WORK TO BE COMPLETED: The answer must be an exact copy of the records, with every picture left out.

Records from a data collection:
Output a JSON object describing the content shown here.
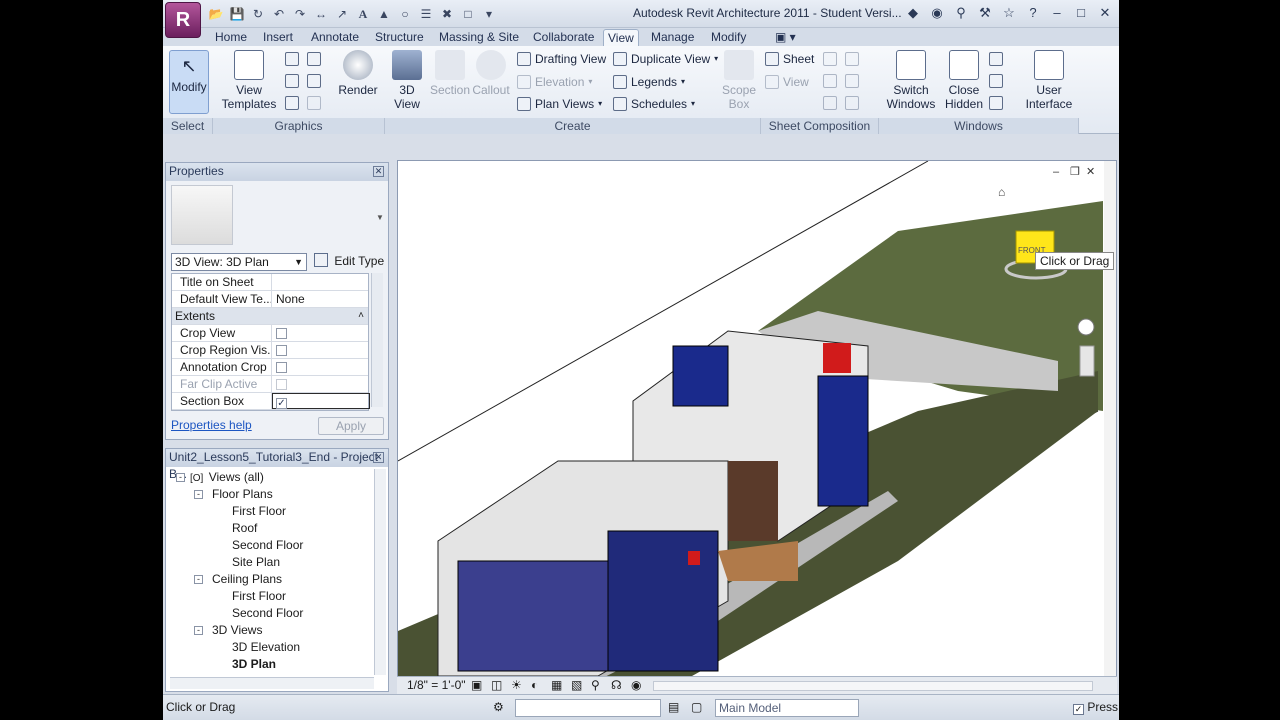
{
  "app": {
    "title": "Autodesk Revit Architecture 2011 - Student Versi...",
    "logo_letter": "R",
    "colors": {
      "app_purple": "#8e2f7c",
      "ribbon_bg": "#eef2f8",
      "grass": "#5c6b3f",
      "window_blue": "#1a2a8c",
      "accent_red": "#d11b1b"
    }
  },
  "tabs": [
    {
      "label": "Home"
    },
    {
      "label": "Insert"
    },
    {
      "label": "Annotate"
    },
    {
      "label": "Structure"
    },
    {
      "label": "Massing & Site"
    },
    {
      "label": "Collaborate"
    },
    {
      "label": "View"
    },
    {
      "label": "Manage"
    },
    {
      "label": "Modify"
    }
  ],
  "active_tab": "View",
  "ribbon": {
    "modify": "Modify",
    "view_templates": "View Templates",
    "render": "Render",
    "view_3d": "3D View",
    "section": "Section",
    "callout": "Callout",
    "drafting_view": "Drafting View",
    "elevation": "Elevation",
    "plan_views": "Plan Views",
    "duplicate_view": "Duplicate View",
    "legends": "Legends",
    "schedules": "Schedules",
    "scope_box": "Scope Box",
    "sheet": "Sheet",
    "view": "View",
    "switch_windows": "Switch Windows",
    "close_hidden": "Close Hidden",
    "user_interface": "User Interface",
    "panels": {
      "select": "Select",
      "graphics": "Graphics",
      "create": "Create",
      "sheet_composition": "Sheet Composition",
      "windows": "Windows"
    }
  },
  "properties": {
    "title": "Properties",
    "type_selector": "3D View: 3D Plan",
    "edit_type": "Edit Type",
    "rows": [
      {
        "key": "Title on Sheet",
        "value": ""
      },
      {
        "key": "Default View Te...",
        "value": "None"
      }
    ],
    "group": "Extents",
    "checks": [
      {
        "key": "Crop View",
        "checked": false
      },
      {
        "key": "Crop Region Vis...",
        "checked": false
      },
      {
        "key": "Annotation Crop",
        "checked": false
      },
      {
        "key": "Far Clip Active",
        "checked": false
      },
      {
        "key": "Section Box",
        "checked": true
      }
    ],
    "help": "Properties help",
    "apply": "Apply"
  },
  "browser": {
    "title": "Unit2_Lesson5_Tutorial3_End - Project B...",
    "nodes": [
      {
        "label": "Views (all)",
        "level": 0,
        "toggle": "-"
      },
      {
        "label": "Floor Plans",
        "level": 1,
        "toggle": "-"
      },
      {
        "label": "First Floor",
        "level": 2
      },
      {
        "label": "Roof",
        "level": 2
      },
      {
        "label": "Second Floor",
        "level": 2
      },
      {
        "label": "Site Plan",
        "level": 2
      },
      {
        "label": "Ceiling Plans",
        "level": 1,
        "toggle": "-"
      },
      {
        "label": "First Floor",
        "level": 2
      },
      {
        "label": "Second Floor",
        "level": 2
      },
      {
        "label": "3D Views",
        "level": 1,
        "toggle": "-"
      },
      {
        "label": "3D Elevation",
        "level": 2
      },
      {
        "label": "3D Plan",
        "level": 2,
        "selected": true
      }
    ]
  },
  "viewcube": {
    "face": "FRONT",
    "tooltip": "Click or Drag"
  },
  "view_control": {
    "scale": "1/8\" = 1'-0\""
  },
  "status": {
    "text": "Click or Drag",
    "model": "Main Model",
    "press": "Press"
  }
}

WRITTEN ANSWER:
Output a JSON object describing the content shown here.
{
  "app": {
    "title": "Autodesk Revit Architecture 2011 - Student Versi...",
    "logo_letter": "R",
    "colors": {
      "app_purple": "#8e2f7c",
      "ribbon_bg": "#eef2f8",
      "grass": "#5c6b3f",
      "window_blue": "#1a2a8c",
      "accent_red": "#d11b1b"
    }
  },
  "tabs": [
    {
      "label": "Home"
    },
    {
      "label": "Insert"
    },
    {
      "label": "Annotate"
    },
    {
      "label": "Structure"
    },
    {
      "label": "Massing & Site"
    },
    {
      "label": "Collaborate"
    },
    {
      "label": "View"
    },
    {
      "label": "Manage"
    },
    {
      "label": "Modify"
    }
  ],
  "active_tab": "View",
  "ribbon": {
    "modify": "Modify",
    "view_templates": "View Templates",
    "render": "Render",
    "view_3d": "3D View",
    "section": "Section",
    "callout": "Callout",
    "drafting_view": "Drafting View",
    "elevation": "Elevation",
    "plan_views": "Plan Views",
    "duplicate_view": "Duplicate View",
    "legends": "Legends",
    "schedules": "Schedules",
    "scope_box": "Scope Box",
    "sheet": "Sheet",
    "view": "View",
    "switch_windows": "Switch Windows",
    "close_hidden": "Close Hidden",
    "user_interface": "User Interface",
    "panels": {
      "select": "Select",
      "graphics": "Graphics",
      "create": "Create",
      "sheet_composition": "Sheet Composition",
      "windows": "Windows"
    }
  },
  "properties": {
    "title": "Properties",
    "type_selector": "3D View: 3D Plan",
    "edit_type": "Edit Type",
    "rows": [
      {
        "key": "Title on Sheet",
        "value": ""
      },
      {
        "key": "Default View Te...",
        "value": "None"
      }
    ],
    "group": "Extents",
    "checks": [
      {
        "key": "Crop View",
        "checked": false
      },
      {
        "key": "Crop Region Vis...",
        "checked": false
      },
      {
        "key": "Annotation Crop",
        "checked": false
      },
      {
        "key": "Far Clip Active",
        "checked": false
      },
      {
        "key": "Section Box",
        "checked": true
      }
    ],
    "help": "Properties help",
    "apply": "Apply"
  },
  "browser": {
    "title": "Unit2_Lesson5_Tutorial3_End - Project B...",
    "nodes": [
      {
        "label": "Views (all)",
        "level": 0,
        "toggle": "-"
      },
      {
        "label": "Floor Plans",
        "level": 1,
        "toggle": "-"
      },
      {
        "label": "First Floor",
        "level": 2
      },
      {
        "label": "Roof",
        "level": 2
      },
      {
        "label": "Second Floor",
        "level": 2
      },
      {
        "label": "Site Plan",
        "level": 2
      },
      {
        "label": "Ceiling Plans",
        "level": 1,
        "toggle": "-"
      },
      {
        "label": "First Floor",
        "level": 2
      },
      {
        "label": "Second Floor",
        "level": 2
      },
      {
        "label": "3D Views",
        "level": 1,
        "toggle": "-"
      },
      {
        "label": "3D Elevation",
        "level": 2
      },
      {
        "label": "3D Plan",
        "level": 2,
        "selected": true
      }
    ]
  },
  "viewcube": {
    "face": "FRONT",
    "tooltip": "Click or Drag"
  },
  "view_control": {
    "scale": "1/8\" = 1'-0\""
  },
  "status": {
    "text": "Click or Drag",
    "model": "Main Model",
    "press": "Press"
  }
}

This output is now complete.